YOUR GOAL -
Word for word, reproduce each line of the data below, omitting every image.

STORED DATA -

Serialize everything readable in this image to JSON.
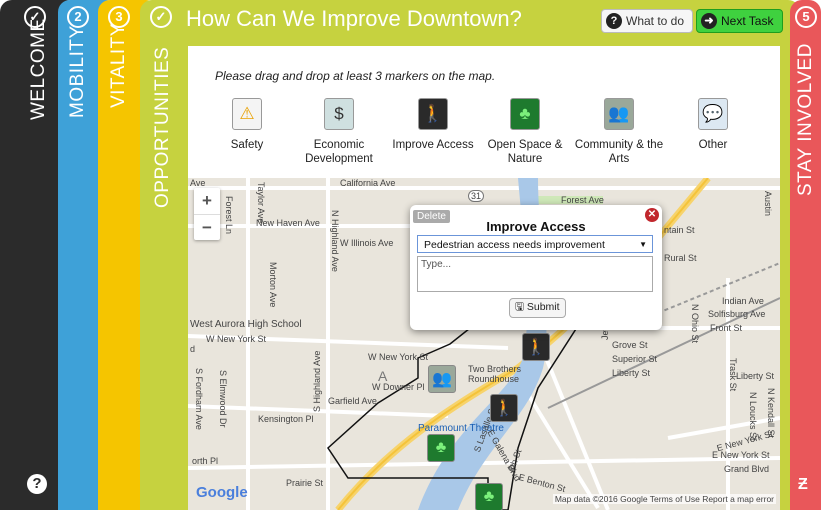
{
  "tabs": {
    "welcome": {
      "num": "✓",
      "label": "WELCOME"
    },
    "mobility": {
      "num": "2",
      "label": "MOBILITY"
    },
    "vitality": {
      "num": "3",
      "label": "VITALITY"
    },
    "opportunities": {
      "num": "✓",
      "label": "OPPORTUNITIES"
    },
    "stay": {
      "num": "5",
      "label": "STAY INVOLVED"
    }
  },
  "header": {
    "title": "How Can We Improve Downtown?",
    "what_to_do": "What to do",
    "next_task": "Next Task"
  },
  "instructions": "Please drag and drop at least 3 markers on the map.",
  "markers": [
    {
      "label": "Safety",
      "icon": "warning-icon"
    },
    {
      "label": "Economic Development",
      "icon": "dollar-icon"
    },
    {
      "label": "Improve Access",
      "icon": "pedestrian-icon"
    },
    {
      "label": "Open Space & Nature",
      "icon": "tree-icon"
    },
    {
      "label": "Community & the Arts",
      "icon": "people-icon"
    },
    {
      "label": "Other",
      "icon": "speech-bubble-icon"
    }
  ],
  "popup": {
    "delete": "Delete",
    "title": "Improve Access",
    "selected": "Pedestrian access needs improvement",
    "placeholder": "Type...",
    "submit": "Submit"
  },
  "map": {
    "zoom_in": "+",
    "zoom_out": "−",
    "labels": {
      "ave": "Ave",
      "taylor": "Taylor Ave",
      "forest_ln": "Forest Ln",
      "california": "California Ave",
      "route31": "31",
      "forest_ave": "Forest Ave",
      "austin": "Austin",
      "new_haven": "New Haven Ave",
      "n_highland": "N Highland Ave",
      "illinois": "W Illinois Ave",
      "ntain": "ntain St",
      "rural": "Rural St",
      "morton": "Morton Ave",
      "indian": "Indian Ave",
      "solfisburg": "Solfisburg Ave",
      "n_ohio": "N Ohio St",
      "front": "Front St",
      "west_aurora": "West Aurora High School",
      "w_new_york_1": "W New York St",
      "d": "d",
      "w_new_york_2": "W New York St",
      "grove": "Grove St",
      "superior": "Superior St",
      "liberty_1": "Liberty St",
      "jefferson": "Jefferson St",
      "trask": "Trask St",
      "liberty_2": "Liberty St",
      "s_fordham": "S Fordham Ave",
      "s_elmwood": "S Elmwood Dr",
      "w_downer": "W Downer Pl",
      "two_brothers": "Two Brothers Roundhouse",
      "garfield": "Garfield Ave",
      "a": "A",
      "n_kendall": "N Kendall St",
      "n_loucks": "N Loucks St",
      "kensington": "Kensington Pl",
      "s_highland": "S Highland Ave",
      "paramount": "Paramount Theatre",
      "e_new_york": "E New York St",
      "e_new_york_2": "E New York St",
      "grand": "Grand Blvd",
      "orth_pl": "orth Pl",
      "prairie": "Prairie St",
      "s_lasalle": "S Lasalle St",
      "e_galena": "E Galena Blvd",
      "fourth": "4th St",
      "e_benton": "E Benton St"
    },
    "google": "Google",
    "footer": "Map data ©2016 Google   Terms of Use   Report a map error"
  },
  "colors": {
    "welcome": "#2b2b2b",
    "mobility": "#3ea1d8",
    "vitality": "#f5c500",
    "opportunities": "#c6d23f",
    "stay": "#e9575a",
    "next_button": "#3fd13f"
  }
}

ANSWER SECTION -
Serialize everything readable in this image to JSON.
{
  "tabs": {
    "welcome": {
      "num": "✓",
      "label": "WELCOME"
    },
    "mobility": {
      "num": "2",
      "label": "MOBILITY"
    },
    "vitality": {
      "num": "3",
      "label": "VITALITY"
    },
    "opportunities": {
      "num": "✓",
      "label": "OPPORTUNITIES"
    },
    "stay": {
      "num": "5",
      "label": "STAY INVOLVED"
    }
  },
  "header": {
    "title": "How Can We Improve Downtown?",
    "what_to_do": "What to do",
    "next_task": "Next Task"
  },
  "instructions": "Please drag and drop at least 3 markers on the map.",
  "markers": [
    {
      "label": "Safety",
      "icon": "warning-icon"
    },
    {
      "label": "Economic Development",
      "icon": "dollar-icon"
    },
    {
      "label": "Improve Access",
      "icon": "pedestrian-icon"
    },
    {
      "label": "Open Space & Nature",
      "icon": "tree-icon"
    },
    {
      "label": "Community & the Arts",
      "icon": "people-icon"
    },
    {
      "label": "Other",
      "icon": "speech-bubble-icon"
    }
  ],
  "popup": {
    "delete": "Delete",
    "title": "Improve Access",
    "selected": "Pedestrian access needs improvement",
    "placeholder": "Type...",
    "submit": "Submit"
  },
  "map": {
    "zoom_in": "+",
    "zoom_out": "−",
    "labels": {
      "ave": "Ave",
      "taylor": "Taylor Ave",
      "forest_ln": "Forest Ln",
      "california": "California Ave",
      "route31": "31",
      "forest_ave": "Forest Ave",
      "austin": "Austin",
      "new_haven": "New Haven Ave",
      "n_highland": "N Highland Ave",
      "illinois": "W Illinois Ave",
      "ntain": "ntain St",
      "rural": "Rural St",
      "morton": "Morton Ave",
      "indian": "Indian Ave",
      "solfisburg": "Solfisburg Ave",
      "n_ohio": "N Ohio St",
      "front": "Front St",
      "west_aurora": "West Aurora High School",
      "w_new_york_1": "W New York St",
      "d": "d",
      "w_new_york_2": "W New York St",
      "grove": "Grove St",
      "superior": "Superior St",
      "liberty_1": "Liberty St",
      "jefferson": "Jefferson St",
      "trask": "Trask St",
      "liberty_2": "Liberty St",
      "s_fordham": "S Fordham Ave",
      "s_elmwood": "S Elmwood Dr",
      "w_downer": "W Downer Pl",
      "two_brothers": "Two Brothers Roundhouse",
      "garfield": "Garfield Ave",
      "a": "A",
      "n_kendall": "N Kendall St",
      "n_loucks": "N Loucks St",
      "kensington": "Kensington Pl",
      "s_highland": "S Highland Ave",
      "paramount": "Paramount Theatre",
      "e_new_york": "E New York St",
      "e_new_york_2": "E New York St",
      "grand": "Grand Blvd",
      "orth_pl": "orth Pl",
      "prairie": "Prairie St",
      "s_lasalle": "S Lasalle St",
      "e_galena": "E Galena Blvd",
      "fourth": "4th St",
      "e_benton": "E Benton St"
    },
    "google": "Google",
    "footer": "Map data ©2016 Google   Terms of Use   Report a map error"
  },
  "colors": {
    "welcome": "#2b2b2b",
    "mobility": "#3ea1d8",
    "vitality": "#f5c500",
    "opportunities": "#c6d23f",
    "stay": "#e9575a",
    "next_button": "#3fd13f"
  }
}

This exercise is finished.